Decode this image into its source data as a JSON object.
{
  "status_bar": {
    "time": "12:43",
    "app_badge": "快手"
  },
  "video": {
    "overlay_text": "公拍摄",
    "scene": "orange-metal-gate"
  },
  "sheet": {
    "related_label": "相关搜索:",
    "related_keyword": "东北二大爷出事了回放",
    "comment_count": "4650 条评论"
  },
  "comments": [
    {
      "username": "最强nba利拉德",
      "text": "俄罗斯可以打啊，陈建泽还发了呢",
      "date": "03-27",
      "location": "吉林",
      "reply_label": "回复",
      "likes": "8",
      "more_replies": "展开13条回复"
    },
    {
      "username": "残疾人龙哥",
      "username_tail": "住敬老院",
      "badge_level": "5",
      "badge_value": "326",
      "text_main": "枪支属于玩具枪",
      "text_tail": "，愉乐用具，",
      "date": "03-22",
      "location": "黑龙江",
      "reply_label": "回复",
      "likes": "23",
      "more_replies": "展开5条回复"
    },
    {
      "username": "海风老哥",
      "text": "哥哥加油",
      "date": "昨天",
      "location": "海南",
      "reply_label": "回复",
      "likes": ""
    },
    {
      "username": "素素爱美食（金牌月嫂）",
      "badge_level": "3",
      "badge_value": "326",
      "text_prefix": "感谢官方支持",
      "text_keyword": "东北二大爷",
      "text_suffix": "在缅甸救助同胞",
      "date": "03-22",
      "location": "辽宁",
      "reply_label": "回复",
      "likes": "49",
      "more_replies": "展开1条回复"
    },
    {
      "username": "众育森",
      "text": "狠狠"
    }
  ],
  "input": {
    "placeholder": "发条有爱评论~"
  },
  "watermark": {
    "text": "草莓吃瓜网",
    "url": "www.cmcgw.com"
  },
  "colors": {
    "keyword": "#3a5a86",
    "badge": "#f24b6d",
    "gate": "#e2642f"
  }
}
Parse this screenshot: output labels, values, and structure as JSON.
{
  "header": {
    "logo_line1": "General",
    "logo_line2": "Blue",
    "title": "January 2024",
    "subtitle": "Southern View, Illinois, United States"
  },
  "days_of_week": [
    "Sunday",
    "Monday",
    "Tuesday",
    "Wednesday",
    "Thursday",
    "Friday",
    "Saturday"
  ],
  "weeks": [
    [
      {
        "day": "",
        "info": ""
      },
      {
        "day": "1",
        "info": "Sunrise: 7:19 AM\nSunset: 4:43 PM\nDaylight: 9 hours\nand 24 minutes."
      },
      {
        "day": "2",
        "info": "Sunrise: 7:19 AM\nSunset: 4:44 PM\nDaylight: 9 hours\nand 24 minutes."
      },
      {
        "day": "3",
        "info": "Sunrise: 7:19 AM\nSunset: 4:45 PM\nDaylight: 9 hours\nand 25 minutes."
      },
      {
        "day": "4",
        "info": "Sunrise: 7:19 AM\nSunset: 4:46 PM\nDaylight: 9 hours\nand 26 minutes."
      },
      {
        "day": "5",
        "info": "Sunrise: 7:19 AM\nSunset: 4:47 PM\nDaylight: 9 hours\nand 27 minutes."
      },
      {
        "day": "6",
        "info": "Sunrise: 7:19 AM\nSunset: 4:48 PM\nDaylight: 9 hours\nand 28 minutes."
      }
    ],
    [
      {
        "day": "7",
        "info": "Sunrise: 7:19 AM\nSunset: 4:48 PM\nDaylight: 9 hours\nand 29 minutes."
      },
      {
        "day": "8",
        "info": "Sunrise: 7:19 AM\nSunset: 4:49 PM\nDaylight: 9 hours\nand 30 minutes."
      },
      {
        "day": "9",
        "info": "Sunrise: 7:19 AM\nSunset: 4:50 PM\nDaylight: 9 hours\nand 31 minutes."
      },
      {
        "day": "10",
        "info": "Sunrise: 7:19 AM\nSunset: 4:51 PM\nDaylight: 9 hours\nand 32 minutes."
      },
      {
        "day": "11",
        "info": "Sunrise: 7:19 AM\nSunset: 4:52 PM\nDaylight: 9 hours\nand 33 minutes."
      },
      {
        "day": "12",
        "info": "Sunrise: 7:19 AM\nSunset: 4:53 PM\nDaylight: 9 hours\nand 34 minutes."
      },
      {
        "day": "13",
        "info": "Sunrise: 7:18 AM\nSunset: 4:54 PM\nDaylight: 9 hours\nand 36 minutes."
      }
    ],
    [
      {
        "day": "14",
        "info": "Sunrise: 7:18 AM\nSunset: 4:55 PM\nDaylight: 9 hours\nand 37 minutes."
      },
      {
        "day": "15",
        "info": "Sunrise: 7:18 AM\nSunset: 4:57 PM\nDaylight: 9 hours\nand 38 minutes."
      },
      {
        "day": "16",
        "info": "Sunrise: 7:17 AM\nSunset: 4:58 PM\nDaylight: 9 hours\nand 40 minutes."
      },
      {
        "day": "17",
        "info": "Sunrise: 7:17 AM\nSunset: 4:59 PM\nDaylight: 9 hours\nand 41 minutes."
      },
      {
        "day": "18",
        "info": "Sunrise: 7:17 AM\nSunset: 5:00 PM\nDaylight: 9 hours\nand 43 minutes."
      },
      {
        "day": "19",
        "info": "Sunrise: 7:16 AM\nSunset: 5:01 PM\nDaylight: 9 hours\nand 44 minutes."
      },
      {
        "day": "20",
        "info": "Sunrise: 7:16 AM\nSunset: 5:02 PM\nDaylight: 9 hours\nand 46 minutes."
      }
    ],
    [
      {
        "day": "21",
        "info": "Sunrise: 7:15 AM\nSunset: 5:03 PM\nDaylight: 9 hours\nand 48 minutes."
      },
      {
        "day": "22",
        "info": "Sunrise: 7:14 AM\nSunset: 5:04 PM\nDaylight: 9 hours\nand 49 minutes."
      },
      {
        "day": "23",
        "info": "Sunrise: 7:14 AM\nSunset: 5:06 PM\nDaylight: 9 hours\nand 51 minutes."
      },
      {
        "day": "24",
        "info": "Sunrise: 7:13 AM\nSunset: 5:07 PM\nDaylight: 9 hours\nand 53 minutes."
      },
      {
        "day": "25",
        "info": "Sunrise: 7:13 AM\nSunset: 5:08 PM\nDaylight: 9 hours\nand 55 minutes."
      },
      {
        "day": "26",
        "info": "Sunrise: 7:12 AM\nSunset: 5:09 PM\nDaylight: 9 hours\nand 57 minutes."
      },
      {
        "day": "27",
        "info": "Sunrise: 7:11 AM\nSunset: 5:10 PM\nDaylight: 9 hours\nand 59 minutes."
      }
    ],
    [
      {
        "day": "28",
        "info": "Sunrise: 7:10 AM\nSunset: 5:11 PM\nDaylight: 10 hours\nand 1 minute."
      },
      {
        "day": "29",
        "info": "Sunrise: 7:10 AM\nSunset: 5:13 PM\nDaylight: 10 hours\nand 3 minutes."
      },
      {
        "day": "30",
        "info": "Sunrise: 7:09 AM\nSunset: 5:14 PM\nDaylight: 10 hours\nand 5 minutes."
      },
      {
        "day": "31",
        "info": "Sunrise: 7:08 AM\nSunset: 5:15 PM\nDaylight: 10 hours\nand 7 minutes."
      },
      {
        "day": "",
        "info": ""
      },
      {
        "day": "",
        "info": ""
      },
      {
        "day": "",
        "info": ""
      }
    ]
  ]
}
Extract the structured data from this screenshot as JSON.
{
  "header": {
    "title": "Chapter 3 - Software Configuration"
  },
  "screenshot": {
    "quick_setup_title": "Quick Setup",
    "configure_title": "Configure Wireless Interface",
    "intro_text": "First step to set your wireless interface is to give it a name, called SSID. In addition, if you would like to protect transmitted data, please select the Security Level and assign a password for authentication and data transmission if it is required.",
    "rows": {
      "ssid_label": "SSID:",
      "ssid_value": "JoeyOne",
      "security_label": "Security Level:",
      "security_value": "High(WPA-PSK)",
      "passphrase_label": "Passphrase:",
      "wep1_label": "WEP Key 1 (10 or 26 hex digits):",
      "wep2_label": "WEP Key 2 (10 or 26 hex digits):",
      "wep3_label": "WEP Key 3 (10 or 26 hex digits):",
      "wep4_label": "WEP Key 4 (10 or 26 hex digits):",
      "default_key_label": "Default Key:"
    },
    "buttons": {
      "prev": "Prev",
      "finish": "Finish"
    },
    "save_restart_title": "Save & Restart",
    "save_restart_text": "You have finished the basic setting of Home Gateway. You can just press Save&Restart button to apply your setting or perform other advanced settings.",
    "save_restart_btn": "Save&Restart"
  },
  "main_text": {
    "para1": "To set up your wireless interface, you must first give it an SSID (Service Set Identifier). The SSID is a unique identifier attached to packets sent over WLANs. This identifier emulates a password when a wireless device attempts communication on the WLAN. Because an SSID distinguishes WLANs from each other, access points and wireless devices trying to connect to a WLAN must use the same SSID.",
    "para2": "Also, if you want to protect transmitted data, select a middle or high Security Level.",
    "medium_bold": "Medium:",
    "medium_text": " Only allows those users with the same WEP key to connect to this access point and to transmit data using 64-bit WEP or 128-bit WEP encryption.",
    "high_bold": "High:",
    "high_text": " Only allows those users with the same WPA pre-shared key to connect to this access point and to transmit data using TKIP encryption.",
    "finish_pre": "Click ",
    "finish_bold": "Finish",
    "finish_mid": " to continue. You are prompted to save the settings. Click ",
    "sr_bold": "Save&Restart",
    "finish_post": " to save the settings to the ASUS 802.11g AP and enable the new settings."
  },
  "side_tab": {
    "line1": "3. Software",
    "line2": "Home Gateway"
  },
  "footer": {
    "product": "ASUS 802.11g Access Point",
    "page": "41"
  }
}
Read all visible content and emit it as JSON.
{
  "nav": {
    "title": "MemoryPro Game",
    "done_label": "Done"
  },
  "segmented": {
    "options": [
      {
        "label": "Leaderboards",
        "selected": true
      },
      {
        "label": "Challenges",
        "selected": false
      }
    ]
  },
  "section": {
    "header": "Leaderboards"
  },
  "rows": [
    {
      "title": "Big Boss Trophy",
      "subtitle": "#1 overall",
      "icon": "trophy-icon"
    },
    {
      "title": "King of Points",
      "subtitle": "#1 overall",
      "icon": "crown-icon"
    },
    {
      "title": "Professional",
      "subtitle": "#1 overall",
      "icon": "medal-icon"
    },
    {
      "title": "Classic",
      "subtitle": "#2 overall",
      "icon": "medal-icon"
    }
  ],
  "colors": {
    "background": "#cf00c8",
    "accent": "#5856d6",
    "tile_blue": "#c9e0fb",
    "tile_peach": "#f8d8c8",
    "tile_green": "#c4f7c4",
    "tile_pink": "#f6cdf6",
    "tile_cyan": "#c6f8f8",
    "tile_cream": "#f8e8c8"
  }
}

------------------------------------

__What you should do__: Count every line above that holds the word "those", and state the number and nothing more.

__Exercise response__: 2